# Material supplied:

= = = = =

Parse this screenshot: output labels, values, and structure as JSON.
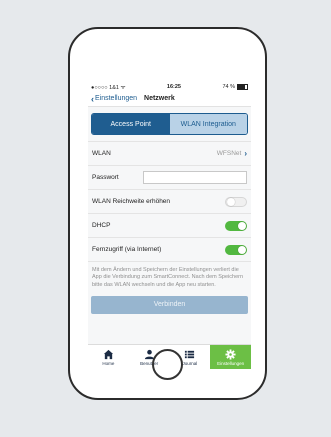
{
  "status": {
    "carrier": "●○○○○ 1&1 ",
    "wifi": "ᯤ",
    "time": "16:25",
    "battery": "74 %"
  },
  "nav": {
    "back_label": "Einstellungen",
    "title": "Netzwerk"
  },
  "segments": {
    "option1": "Access Point",
    "option2": "WLAN Integration"
  },
  "wlan": {
    "label": "WLAN",
    "value": "WFSNet"
  },
  "password": {
    "label": "Passwort",
    "value": ""
  },
  "range": {
    "label": "WLAN Reichweite erhöhen",
    "on": false
  },
  "dhcp": {
    "label": "DHCP",
    "on": true
  },
  "remote": {
    "label": "Fernzugriff (via Internet)",
    "on": true
  },
  "info_text": "Mit dem Ändern und Speichern der Einstellungen verliert die App die Verbindung zum SmartConnect. Nach dem Speichern bitte das WLAN wechseln und die App neu starten.",
  "connect_label": "Verbinden",
  "tabs": [
    {
      "label": "Home",
      "icon": "home-icon"
    },
    {
      "label": "Benutzer",
      "icon": "user-icon"
    },
    {
      "label": "Journal",
      "icon": "list-icon"
    },
    {
      "label": "Einstellungen",
      "icon": "gear-icon"
    }
  ],
  "colors": {
    "primary": "#1f5d90",
    "segment_inactive": "#b9d2e7",
    "toggle_on": "#52b840",
    "tab_active": "#6cbf45",
    "button_disabled": "#97b5cf"
  }
}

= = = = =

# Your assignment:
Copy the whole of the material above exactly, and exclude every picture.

# Solution for this problem:
Parse this screenshot: output labels, values, and structure as JSON.
{
  "status": {
    "carrier": "●○○○○ 1&1 ",
    "wifi": "ᯤ",
    "time": "16:25",
    "battery": "74 %"
  },
  "nav": {
    "back_label": "Einstellungen",
    "title": "Netzwerk"
  },
  "segments": {
    "option1": "Access Point",
    "option2": "WLAN Integration"
  },
  "wlan": {
    "label": "WLAN",
    "value": "WFSNet"
  },
  "password": {
    "label": "Passwort",
    "value": ""
  },
  "range": {
    "label": "WLAN Reichweite erhöhen",
    "on": false
  },
  "dhcp": {
    "label": "DHCP",
    "on": true
  },
  "remote": {
    "label": "Fernzugriff (via Internet)",
    "on": true
  },
  "info_text": "Mit dem Ändern und Speichern der Einstellungen verliert die App die Verbindung zum SmartConnect. Nach dem Speichern bitte das WLAN wechseln und die App neu starten.",
  "connect_label": "Verbinden",
  "tabs": [
    {
      "label": "Home",
      "icon": "home-icon"
    },
    {
      "label": "Benutzer",
      "icon": "user-icon"
    },
    {
      "label": "Journal",
      "icon": "list-icon"
    },
    {
      "label": "Einstellungen",
      "icon": "gear-icon"
    }
  ],
  "colors": {
    "primary": "#1f5d90",
    "segment_inactive": "#b9d2e7",
    "toggle_on": "#52b840",
    "tab_active": "#6cbf45",
    "button_disabled": "#97b5cf"
  }
}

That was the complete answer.